The response to a crisis in mainstream education yields unplanned benefits for young people with learning disabilities.

One of my early frustrations in training young people with Learning Difficulties was the total absence of statutory acknowledgement for their achievements. Many displayed those personal skills of flexibility, reliability, motivation and respect so often lacking in their mainstream peers. Many excelled in practical tasks only to find that because they couldn’t write about it they were excluded. There was no practical assessment available –truly the island of saints and scholars, only!

For a time the only means of acknowledging achievement was to present locally devised certificates which certainly highlighted positive attributes but no doubt served to rub salt into the already smarting wound of difference. In my own situation we pursued and obtained certification from a UK awarding body. For trainees there was a double bonus. Yes, they were getting official recognition for their talents and abilities but even more importantly they were completing a rite of passage previously denied and reaping rewards of confidence and raised self-esteem.

To me it was obvious that lack of access to statutory acknowledgement through certification deprived students or trainees of much more than ‘the piece of paper’. Fortunately a decade later that situation has changed entirely. Change did not however come about as a response to the needs of those young people described above. It happened because their peers in ‘mainstream’ were beginning to fall by the wayside in an education culture that defined the Holy Grail as high academic achievement. Those for whom this did not suit were voting with their feet and dropping out of the system. Their needs had to be met. So it was that Youth Reach came into existence as a service the National Council for Vocational Awards (NCVA) devised modules of a practical nature which were evaluated on the basis of a portfolio of work done at the students pace rather than in a terminal examination. These modules were graded from a foundation or entry level through level one, two and three.

Other initiatives such as Leaving Certificate Applied (LCA) and Junior Certificate School Programme (JCSP) emerged to facilitate a more hands-on, experiential type of learning.

At last access to education and training with its’ consequent acknowledgement of achievement was also a reality for those students/trainees described above.
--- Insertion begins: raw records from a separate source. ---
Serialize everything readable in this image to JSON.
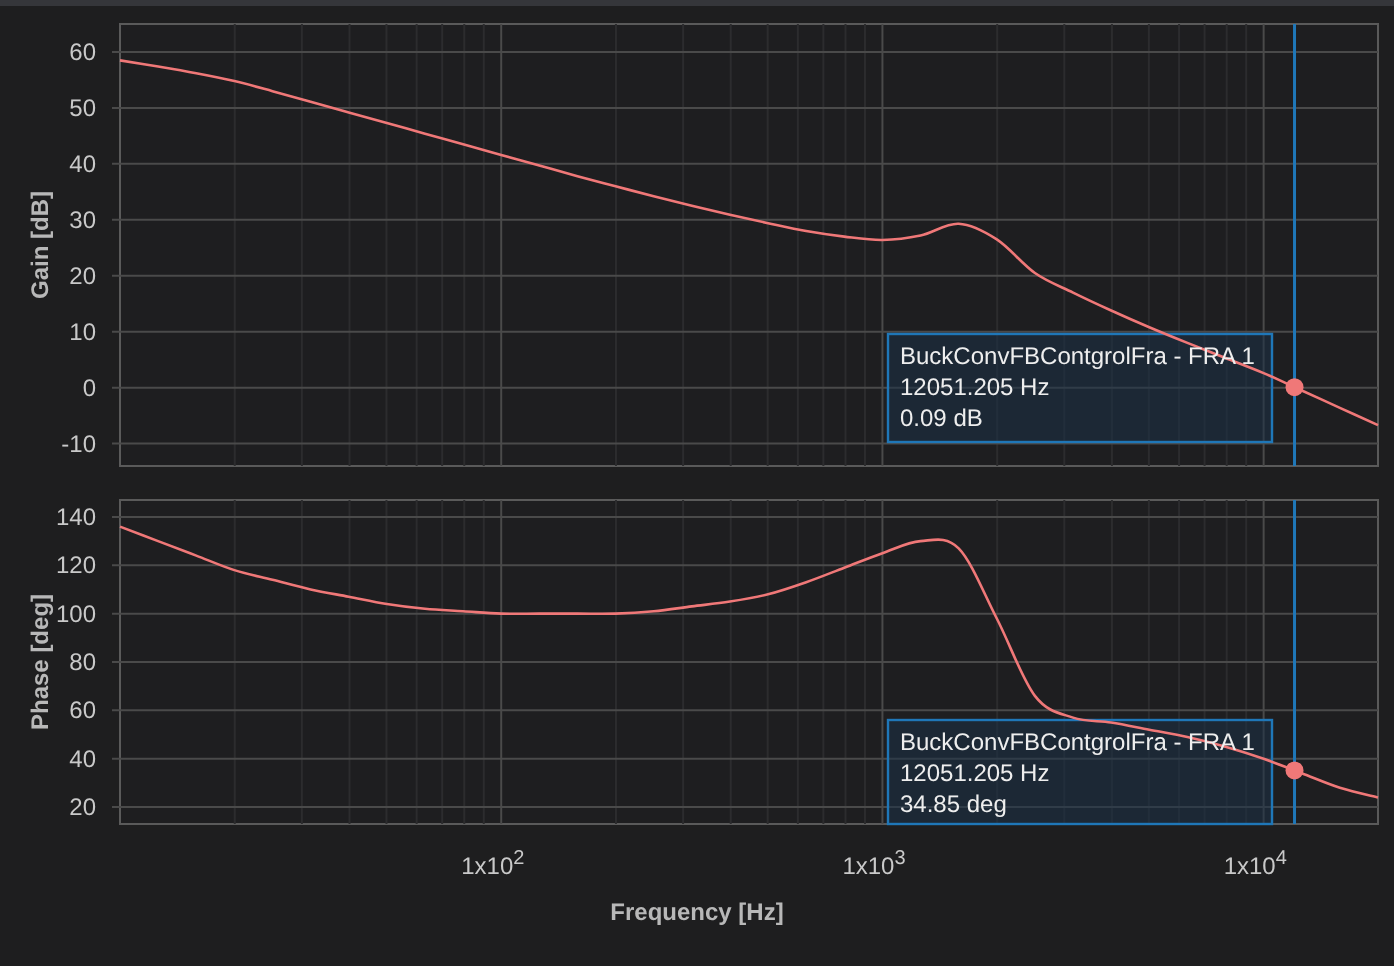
{
  "gain_panel": {
    "chart_data": {
      "type": "line",
      "ylabel": "Gain [dB]",
      "ylim": [
        -14,
        65
      ],
      "yticks": [
        -10,
        0,
        10,
        20,
        30,
        40,
        50,
        60
      ],
      "grid": true,
      "series": [
        {
          "name": "BuckConvFBContgrolFra - FRA 1",
          "color": "#f07878",
          "values": [
            58.5,
            57.4,
            56.2,
            54.8,
            53,
            51.1,
            49.2,
            47.3,
            45.4,
            43.5,
            41.6,
            39.7,
            37.8,
            36,
            34.2,
            32.5,
            30.9,
            29.4,
            28,
            27,
            26.4,
            27.2,
            29.3,
            26.5,
            20.5,
            17,
            13.8,
            10.8,
            8,
            5.3,
            2.6,
            -0.5,
            -3.6,
            -6.7
          ]
        }
      ]
    },
    "tooltip": {
      "lines": [
        "12051.205 Hz",
        "0.09  dB"
      ]
    }
  },
  "phase_panel": {
    "chart_data": {
      "type": "line",
      "xlabel": "Frequency [Hz]",
      "ylabel": "Phase [deg]",
      "ylim": [
        13,
        147
      ],
      "yticks": [
        20,
        40,
        60,
        80,
        100,
        120,
        140
      ],
      "grid": true,
      "categories": [
        null,
        null,
        null,
        null,
        null,
        null,
        null,
        null,
        null,
        null,
        "1x10$^{2}$",
        null,
        null,
        null,
        null,
        null,
        null,
        null,
        null,
        null,
        "1x10$^{3}$",
        null,
        null,
        null,
        null,
        null,
        null,
        null,
        null,
        null,
        "1x10$^{4}$",
        null,
        null,
        null
      ],
      "series": [
        {
          "name": "BuckConvFBContgrolFra - FRA 1",
          "color": "#f07878",
          "values": [
            136,
            130,
            124,
            118,
            114,
            110,
            107,
            104,
            102,
            101,
            100,
            100,
            100,
            100,
            101,
            103,
            105,
            108,
            113,
            119,
            125,
            130,
            127,
            98,
            66,
            57,
            55,
            52,
            49,
            45,
            40,
            34,
            28,
            24
          ]
        }
      ]
    },
    "tooltip": {
      "lines": [
        "12051.205 Hz",
        "34.85  deg"
      ]
    }
  }
}
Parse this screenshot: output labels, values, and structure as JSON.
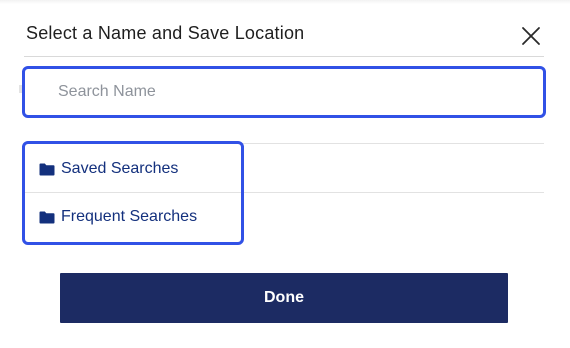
{
  "dialog": {
    "title": "Select a Name and Save Location",
    "close_icon": "close-icon"
  },
  "search": {
    "placeholder": "Search Name",
    "value": ""
  },
  "folders": {
    "items": [
      {
        "label": "Saved Searches",
        "icon": "folder-icon"
      },
      {
        "label": "Frequent Searches",
        "icon": "folder-icon"
      }
    ]
  },
  "actions": {
    "done_label": "Done"
  },
  "colors": {
    "focus_outline": "#3151e6",
    "folder_text": "#13307d",
    "done_button_bg": "#1c2b63",
    "title_text": "#1f1f1f"
  }
}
Recent developments in the field have resulted from the passing of the Qualifications Act 1999. Under the Act the National Qualifications Authority of Ireland (NQAI) was established. Reporting to the Department of Education and Science its’ main function is to establish and maintain a National framework of qualifications from primary to higher level. It is charged with promoting transfer and progression from one programme to another for the learner. In an effort to put structure on the National certification system two awarding bodies were established:

  • Further Education and Training Awards (FETAC)
  • Higher Education and Training Awards (HETAC)

FETAC is now the awarding body for modules previously certified by NCVA; FÁS, TEAGASC, and CERT. When the National framework is established it is planned to align Irish qualifications with wider European ones to facilitate free movement of people.